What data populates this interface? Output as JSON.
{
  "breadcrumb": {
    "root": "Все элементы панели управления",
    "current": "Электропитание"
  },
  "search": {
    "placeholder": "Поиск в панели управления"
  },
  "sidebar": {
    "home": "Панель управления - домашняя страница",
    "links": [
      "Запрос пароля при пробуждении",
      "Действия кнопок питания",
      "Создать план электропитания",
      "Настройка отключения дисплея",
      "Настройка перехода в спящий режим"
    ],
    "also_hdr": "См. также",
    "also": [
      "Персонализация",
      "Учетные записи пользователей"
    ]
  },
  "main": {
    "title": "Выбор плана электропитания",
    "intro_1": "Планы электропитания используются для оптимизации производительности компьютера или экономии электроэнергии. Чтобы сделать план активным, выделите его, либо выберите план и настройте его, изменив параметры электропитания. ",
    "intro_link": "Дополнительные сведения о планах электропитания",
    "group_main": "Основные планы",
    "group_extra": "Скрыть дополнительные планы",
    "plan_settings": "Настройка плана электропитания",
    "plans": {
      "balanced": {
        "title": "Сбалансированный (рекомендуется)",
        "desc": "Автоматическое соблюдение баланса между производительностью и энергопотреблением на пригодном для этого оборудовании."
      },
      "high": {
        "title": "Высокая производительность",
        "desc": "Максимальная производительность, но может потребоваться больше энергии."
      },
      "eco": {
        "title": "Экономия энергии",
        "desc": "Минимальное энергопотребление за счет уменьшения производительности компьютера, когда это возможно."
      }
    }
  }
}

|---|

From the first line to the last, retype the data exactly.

What data populates this interface? Output as JSON.
{
  "breadcrumb": {
    "root": "Все элементы панели управления",
    "current": "Электропитание"
  },
  "search": {
    "placeholder": "Поиск в панели управления"
  },
  "sidebar": {
    "home": "Панель управления - домашняя страница",
    "links": [
      "Запрос пароля при пробуждении",
      "Действия кнопок питания",
      "Создать план электропитания",
      "Настройка отключения дисплея",
      "Настройка перехода в спящий режим"
    ],
    "also_hdr": "См. также",
    "also": [
      "Персонализация",
      "Учетные записи пользователей"
    ]
  },
  "main": {
    "title": "Выбор плана электропитания",
    "intro_1": "Планы электропитания используются для оптимизации производительности компьютера или экономии электроэнергии. Чтобы сделать план активным, выделите его, либо выберите план и настройте его, изменив параметры электропитания. ",
    "intro_link": "Дополнительные сведения о планах электропитания",
    "group_main": "Основные планы",
    "group_extra": "Скрыть дополнительные планы",
    "plan_settings": "Настройка плана электропитания",
    "plans": {
      "balanced": {
        "title": "Сбалансированный (рекомендуется)",
        "desc": "Автоматическое соблюдение баланса между производительностью и энергопотреблением на пригодном для этого оборудовании."
      },
      "high": {
        "title": "Высокая производительность",
        "desc": "Максимальная производительность, но может потребоваться больше энергии."
      },
      "eco": {
        "title": "Экономия энергии",
        "desc": "Минимальное энергопотребление за счет уменьшения производительности компьютера, когда это возможно."
      }
    }
  }
}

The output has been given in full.